It´s beginning to look like hot chocolate
The Christmas decorations at my parents´ house went up yesterday. We always do it on the 8th, a national holiday, and a very good day to start spreading the Yuletide spirit.
Chez moi all you will see are a couple of rows of small twinkly lights, but my mother´s approach is of the take no prisoners sort. There´s a tree, several kilometers of garlands, mistletoe, and of course a sprawling Nativity scene with at least a hundred figures. There´s a dancing Santa Claus, ribbons for the front door, an advent calendar, and for some reason a pink fish and a glittery monkey have joined the throng.
The thing to do is to listen to silly music, fight over who gets to put the star on top of the tree, and decide who´s luckier, according to the importance of the Nativity figures we pull out first. Then, after all the pieces of newspaper, stray bits of ribbon, broken figurine arms and tiny plastic pigs have all been put in the trash, it´s time for a cup of hot chocolate.
The Spanish version, as sold in bars and chocolaterías to accompany a side of churros is a thick sweet gloop, eaten with a spoon, and tasting only remotely of cocoa. When you buy a bar of chocolate "a la taza" you´re buying something that has a lot of flour or cornstarch, or both. Which is why I advise you to stay clear of the chocolate a la taza bars, and go instead for Lindt´s cooking chocolate, or Valrhona, if you can find it.
I make a frenchified version, made with 1250 ml of whole milk, 250 gr of 70% chocolate, a teaspoonful of cornstarch ( I am a Spanish, after all), a piece of cinammon, and no sugar.

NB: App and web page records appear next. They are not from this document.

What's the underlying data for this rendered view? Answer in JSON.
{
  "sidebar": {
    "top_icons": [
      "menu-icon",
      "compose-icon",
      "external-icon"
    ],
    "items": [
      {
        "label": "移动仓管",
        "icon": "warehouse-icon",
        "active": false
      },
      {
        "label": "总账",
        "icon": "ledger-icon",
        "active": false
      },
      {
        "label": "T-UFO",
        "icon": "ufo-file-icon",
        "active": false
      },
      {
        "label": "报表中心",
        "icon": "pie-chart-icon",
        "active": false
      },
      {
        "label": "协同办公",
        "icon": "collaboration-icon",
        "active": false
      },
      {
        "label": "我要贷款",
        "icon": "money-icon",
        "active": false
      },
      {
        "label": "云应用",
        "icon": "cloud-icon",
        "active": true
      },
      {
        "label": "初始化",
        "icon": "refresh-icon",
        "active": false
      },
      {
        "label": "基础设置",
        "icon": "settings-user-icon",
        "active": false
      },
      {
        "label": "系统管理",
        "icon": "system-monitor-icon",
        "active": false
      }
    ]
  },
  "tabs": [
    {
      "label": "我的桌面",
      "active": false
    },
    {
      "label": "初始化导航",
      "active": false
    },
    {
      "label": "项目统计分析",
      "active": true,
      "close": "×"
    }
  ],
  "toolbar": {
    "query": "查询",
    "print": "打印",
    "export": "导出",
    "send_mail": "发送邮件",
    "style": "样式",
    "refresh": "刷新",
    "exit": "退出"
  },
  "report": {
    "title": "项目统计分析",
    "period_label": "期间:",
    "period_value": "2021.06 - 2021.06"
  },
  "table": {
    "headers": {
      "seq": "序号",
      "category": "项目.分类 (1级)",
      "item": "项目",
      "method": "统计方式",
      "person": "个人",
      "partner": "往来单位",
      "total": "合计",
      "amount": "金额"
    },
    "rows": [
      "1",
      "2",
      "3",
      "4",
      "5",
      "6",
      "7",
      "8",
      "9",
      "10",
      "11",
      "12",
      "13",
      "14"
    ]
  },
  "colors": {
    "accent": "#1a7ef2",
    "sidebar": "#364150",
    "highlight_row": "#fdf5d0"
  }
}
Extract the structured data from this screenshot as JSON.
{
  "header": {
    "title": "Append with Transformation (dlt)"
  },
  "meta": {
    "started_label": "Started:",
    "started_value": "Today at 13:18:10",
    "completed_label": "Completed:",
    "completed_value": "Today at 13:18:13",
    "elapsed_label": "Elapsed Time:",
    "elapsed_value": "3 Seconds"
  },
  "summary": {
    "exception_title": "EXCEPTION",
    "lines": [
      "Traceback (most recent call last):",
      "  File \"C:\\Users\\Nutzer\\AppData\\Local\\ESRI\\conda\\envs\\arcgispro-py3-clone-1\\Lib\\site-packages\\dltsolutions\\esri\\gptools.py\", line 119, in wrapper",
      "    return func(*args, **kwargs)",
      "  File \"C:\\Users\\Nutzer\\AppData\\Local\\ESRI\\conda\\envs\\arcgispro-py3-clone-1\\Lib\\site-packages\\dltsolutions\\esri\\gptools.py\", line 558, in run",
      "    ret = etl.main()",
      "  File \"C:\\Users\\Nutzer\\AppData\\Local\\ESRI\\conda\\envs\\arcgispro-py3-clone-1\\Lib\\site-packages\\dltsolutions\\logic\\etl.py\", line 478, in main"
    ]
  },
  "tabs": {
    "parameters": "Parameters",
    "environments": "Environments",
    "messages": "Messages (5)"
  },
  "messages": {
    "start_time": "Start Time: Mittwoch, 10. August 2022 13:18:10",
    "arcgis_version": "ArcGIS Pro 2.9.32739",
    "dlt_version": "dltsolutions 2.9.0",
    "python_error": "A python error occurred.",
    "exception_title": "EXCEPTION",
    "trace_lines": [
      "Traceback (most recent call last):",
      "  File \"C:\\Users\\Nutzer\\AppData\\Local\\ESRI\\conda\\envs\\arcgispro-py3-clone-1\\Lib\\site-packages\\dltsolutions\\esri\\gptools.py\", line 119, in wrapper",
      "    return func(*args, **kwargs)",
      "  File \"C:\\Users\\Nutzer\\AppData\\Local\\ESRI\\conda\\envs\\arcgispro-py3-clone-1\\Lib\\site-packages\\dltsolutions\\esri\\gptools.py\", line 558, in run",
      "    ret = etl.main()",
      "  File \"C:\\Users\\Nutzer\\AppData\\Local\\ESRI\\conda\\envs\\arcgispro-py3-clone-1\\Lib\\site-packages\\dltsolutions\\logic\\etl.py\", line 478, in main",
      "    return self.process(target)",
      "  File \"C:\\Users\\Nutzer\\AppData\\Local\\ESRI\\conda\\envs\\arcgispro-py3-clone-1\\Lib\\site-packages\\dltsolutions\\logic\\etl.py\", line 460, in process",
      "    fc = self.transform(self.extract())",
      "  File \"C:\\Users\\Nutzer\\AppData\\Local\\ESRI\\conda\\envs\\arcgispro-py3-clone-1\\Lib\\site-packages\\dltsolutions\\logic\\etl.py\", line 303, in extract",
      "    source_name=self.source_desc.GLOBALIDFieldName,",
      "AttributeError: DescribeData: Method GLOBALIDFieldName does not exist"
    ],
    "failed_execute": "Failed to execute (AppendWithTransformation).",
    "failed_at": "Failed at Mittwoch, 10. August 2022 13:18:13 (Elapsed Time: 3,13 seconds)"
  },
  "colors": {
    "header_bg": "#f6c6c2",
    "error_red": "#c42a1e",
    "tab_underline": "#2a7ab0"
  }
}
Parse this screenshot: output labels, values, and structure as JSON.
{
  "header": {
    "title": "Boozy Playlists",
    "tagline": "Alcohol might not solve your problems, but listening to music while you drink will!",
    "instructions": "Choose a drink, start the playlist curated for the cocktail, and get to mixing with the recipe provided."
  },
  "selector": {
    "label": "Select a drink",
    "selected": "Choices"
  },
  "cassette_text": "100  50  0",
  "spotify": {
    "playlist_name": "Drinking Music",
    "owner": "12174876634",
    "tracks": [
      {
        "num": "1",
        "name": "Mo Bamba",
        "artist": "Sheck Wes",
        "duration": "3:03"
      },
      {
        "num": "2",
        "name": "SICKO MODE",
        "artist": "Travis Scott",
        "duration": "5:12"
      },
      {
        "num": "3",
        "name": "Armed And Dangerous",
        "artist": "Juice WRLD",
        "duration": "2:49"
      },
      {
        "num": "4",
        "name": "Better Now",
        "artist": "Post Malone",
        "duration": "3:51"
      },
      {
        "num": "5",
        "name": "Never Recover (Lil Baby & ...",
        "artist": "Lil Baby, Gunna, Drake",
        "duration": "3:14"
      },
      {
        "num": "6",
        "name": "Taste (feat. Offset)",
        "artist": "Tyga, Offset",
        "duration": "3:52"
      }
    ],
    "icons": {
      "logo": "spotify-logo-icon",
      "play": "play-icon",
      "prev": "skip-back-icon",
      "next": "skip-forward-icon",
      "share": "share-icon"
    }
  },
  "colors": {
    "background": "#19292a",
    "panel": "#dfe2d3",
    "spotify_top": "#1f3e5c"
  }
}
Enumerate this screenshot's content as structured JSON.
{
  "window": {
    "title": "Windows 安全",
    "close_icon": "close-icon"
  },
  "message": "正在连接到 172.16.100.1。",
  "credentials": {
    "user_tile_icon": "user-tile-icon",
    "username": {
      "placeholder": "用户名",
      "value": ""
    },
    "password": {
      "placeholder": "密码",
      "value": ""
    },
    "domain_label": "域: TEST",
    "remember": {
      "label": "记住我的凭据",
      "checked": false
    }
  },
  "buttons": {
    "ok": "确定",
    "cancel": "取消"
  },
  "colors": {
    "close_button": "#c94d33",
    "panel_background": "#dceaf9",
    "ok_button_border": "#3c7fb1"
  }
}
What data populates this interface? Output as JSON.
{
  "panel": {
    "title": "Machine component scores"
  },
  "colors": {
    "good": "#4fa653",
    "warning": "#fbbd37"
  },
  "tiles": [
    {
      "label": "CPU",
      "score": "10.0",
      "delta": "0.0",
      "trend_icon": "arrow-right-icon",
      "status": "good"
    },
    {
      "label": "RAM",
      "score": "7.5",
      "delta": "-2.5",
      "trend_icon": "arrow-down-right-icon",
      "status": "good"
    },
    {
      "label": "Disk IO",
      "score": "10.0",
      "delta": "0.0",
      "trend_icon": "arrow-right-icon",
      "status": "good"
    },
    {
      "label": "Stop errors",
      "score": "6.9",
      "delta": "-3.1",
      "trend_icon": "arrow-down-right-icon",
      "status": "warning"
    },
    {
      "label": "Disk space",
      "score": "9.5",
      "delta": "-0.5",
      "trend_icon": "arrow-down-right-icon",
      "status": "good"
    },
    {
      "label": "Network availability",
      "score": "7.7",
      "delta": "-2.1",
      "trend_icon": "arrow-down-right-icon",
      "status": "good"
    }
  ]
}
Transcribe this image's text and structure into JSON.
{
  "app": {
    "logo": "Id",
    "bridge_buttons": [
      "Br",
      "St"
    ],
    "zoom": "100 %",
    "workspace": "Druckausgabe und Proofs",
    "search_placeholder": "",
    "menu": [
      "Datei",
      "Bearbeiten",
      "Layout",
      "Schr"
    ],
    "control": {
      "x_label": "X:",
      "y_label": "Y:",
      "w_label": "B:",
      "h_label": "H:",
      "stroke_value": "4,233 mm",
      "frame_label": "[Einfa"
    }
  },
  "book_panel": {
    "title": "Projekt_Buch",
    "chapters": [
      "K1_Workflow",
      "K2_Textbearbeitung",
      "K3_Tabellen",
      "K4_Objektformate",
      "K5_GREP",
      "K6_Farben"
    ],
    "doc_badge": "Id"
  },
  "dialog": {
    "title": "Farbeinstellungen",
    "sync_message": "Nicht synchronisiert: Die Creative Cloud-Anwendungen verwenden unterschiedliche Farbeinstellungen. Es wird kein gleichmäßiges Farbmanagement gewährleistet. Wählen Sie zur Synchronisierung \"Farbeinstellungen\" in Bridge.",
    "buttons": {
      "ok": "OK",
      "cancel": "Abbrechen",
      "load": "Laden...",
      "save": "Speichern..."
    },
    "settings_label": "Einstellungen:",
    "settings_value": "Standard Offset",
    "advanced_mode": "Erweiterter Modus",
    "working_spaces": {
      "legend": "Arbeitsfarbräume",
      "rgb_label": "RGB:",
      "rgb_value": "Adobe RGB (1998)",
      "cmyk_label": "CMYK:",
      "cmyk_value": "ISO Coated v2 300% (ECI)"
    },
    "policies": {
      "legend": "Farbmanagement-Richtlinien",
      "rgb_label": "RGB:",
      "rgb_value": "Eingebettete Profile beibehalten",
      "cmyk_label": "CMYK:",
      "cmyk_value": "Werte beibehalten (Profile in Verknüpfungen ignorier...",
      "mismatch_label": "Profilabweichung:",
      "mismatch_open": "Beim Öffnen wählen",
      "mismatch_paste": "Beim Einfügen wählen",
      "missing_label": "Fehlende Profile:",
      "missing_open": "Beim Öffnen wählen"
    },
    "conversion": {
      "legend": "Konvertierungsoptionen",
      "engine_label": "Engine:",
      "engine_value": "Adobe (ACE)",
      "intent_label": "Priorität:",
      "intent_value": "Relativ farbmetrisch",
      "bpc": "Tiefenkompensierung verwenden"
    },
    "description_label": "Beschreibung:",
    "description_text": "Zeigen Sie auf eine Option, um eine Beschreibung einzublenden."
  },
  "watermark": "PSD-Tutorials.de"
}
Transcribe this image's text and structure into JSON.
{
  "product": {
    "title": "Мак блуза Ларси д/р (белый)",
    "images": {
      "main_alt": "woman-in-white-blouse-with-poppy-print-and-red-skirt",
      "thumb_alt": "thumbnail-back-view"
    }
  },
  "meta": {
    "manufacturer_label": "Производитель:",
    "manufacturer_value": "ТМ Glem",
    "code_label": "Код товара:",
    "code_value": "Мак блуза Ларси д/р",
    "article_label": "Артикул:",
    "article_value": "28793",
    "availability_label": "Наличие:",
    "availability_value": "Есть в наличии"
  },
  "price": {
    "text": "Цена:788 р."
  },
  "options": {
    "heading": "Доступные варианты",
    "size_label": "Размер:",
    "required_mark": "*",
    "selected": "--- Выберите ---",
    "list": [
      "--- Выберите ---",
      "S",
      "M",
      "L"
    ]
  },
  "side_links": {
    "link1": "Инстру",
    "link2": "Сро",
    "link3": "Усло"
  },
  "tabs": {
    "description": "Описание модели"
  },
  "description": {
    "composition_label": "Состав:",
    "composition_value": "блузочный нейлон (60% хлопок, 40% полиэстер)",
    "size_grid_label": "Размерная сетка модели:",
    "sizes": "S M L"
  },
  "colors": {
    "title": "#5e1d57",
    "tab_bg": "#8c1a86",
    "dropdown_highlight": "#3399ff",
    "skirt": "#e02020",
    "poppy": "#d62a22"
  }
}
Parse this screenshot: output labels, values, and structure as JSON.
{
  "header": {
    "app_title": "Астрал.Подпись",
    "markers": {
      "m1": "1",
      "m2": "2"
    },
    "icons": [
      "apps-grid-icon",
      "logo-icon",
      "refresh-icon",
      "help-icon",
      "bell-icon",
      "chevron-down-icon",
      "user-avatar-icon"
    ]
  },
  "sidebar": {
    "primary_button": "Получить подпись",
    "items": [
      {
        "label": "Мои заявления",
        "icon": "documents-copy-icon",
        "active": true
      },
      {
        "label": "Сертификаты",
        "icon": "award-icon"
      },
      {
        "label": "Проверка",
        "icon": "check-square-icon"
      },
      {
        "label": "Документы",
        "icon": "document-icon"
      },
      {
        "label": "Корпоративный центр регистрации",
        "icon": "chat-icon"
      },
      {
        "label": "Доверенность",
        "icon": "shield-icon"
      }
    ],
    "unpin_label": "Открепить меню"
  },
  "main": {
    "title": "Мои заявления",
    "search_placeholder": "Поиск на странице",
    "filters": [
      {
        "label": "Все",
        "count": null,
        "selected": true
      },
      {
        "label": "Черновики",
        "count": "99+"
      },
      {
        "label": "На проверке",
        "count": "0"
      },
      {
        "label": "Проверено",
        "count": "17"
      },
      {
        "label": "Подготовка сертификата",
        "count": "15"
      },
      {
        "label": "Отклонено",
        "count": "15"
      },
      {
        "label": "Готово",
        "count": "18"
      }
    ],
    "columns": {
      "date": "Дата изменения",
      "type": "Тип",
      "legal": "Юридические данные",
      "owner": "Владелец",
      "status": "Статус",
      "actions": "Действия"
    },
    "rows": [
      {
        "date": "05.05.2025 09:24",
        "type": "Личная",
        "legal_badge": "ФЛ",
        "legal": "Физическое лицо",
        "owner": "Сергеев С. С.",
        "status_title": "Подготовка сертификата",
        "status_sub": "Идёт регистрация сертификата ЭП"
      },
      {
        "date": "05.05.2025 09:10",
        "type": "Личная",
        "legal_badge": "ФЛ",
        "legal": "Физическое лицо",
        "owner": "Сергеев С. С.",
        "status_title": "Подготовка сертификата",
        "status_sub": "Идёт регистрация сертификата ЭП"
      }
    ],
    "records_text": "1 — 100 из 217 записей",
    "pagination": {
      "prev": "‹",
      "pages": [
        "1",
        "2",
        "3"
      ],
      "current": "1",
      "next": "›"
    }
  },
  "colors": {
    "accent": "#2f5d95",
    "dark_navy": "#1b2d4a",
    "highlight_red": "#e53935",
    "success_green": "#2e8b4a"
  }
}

It´s dark, velvety and strong, perfect for dunking sweet cake, biscuits, churros or even roscón. If you have a plateful of migas to go alongside, then you will be very close to heaven.